After decreasing for the last few years, traffic congestion is getting worse again, a new study says.
"In the first three months of this year, traffic congestion is up 4 percent compared to 2012," said a press release from INRIX, an international provider of traffic information and driver services. "This suggests that after a tumultuous economic year in 2012, the economy is back on the mend bringing increased traffic congestion."
The study is INRIX's sixth Traffic Scorecard Annual Report. Apparently the better the economy, the more people drive, the more traffic congestion. The increase is in line with the improvement in employment in the first three months of 2013 (plus 1.3 percent).

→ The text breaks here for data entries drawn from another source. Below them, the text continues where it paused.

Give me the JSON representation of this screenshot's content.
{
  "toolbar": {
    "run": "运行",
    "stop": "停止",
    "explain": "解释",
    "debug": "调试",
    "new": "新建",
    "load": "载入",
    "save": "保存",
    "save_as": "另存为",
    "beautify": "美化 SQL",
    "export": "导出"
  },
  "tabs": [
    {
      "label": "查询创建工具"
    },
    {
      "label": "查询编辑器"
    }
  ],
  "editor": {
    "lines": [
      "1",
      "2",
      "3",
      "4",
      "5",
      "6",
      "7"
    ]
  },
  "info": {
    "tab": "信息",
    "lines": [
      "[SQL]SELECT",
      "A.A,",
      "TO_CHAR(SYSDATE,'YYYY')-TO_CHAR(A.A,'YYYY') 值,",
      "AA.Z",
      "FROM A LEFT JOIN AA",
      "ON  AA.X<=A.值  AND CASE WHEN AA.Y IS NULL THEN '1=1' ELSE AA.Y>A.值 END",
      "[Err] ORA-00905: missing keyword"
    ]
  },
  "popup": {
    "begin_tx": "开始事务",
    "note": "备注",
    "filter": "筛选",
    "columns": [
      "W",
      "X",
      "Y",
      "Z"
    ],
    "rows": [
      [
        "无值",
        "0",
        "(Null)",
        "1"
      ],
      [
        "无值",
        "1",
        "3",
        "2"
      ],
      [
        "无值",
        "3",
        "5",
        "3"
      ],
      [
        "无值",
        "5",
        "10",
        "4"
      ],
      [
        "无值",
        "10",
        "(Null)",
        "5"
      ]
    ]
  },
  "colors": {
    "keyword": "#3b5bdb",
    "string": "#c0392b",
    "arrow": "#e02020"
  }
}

"Fears over recurring fiscal deadlines and ongoing debt issues last year likely fueled declines in traffic congestion, with businesses and consumers alike taking a 'wait and see' approach," said Bryan Mistele, INRIX president and chief executive officer. "While bad news for drivers, the gains we've seen in the U.S. and a few countries in Europe in 2013 are cause for some optimism about the direction of the economy."
Adie Tomer, an associate fellow specializing in transportation at the Brookings Institution, told USA Today that traffic congestion is below pre-recession levels. He also said people who are no longer working have cut back their driving patterns as well — but we don't know if that change is permanent.

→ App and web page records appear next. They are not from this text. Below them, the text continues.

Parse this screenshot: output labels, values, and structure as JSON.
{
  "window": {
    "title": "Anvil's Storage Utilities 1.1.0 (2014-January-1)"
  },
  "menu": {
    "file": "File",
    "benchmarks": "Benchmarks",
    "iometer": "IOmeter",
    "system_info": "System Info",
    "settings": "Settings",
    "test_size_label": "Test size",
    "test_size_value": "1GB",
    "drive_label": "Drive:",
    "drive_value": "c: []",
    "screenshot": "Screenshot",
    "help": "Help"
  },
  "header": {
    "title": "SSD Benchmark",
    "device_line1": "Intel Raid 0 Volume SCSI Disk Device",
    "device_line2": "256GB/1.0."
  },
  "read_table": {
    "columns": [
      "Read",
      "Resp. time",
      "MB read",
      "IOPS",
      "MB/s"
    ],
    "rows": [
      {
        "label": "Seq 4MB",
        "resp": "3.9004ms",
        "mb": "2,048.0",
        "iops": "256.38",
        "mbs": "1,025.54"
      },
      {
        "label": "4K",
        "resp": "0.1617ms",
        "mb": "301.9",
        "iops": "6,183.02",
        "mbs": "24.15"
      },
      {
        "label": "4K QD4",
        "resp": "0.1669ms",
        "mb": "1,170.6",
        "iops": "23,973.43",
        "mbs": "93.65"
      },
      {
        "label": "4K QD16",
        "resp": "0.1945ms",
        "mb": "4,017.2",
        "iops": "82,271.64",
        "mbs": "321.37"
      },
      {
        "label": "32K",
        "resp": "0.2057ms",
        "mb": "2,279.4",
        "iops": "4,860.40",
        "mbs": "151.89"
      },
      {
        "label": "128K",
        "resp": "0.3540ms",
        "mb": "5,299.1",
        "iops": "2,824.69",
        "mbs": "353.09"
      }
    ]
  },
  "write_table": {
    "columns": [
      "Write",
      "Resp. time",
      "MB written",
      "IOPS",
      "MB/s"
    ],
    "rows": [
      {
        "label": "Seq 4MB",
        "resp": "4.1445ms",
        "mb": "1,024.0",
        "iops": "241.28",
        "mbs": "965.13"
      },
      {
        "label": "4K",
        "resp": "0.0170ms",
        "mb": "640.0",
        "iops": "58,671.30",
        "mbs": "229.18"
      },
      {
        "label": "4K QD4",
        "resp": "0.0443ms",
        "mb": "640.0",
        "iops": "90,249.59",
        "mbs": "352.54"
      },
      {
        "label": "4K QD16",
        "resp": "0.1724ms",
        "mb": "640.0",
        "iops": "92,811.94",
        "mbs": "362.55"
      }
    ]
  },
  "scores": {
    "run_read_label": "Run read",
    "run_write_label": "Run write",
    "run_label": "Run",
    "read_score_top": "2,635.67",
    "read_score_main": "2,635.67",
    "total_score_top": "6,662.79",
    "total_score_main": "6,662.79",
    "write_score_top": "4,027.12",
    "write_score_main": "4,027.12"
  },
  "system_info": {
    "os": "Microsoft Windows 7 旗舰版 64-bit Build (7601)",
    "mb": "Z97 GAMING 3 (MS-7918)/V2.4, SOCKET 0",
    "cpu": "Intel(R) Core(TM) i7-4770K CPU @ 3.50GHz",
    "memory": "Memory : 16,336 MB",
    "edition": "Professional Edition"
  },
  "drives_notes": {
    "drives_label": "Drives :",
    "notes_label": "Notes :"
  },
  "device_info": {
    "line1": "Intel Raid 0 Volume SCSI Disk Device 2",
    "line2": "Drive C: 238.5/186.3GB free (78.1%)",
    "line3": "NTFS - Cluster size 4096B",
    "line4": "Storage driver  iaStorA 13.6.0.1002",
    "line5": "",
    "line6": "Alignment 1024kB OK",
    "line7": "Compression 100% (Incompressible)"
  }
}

So far in 2013, 61 of America's 100 most populated cities experienced increased traffic congestion. In 2012, only six cities saw increases while 94 saw decreases in congestion.
Some people may enjoy waiting in congested traffic, for example, people listening to the unabridged audio book of Moby Dick. For those people, Los Angeles is the top city to go to with the worst traffic in the nation. It is followed by Honolulu, San Francisco, Austin, Texas, New York, Bridgeport, Conn., San Jose, Calif., Seattle, Washington, D.C., and Boston.
The worst road in the nation is the Cross Bronx Expressway, where drivers waste an average of six whole days each year.
In general, the worst times to be on the road are 7 to 8 a.m. and 4 to 5 p.m. The worst morning commute is Tuesdays from 8 to 9 a.m. The worst evening commutes are on Fridays from 5 to 6 p.m.
There are costs associated with traffic congestion, according to the Brookings Institute, such as "the economic costs of congestion, including productivity losses from traffic delays, increased accidents, higher emissions, and more."
Well, "Call me Ishmael."
Copyright 2016, Deseret News Publishing Company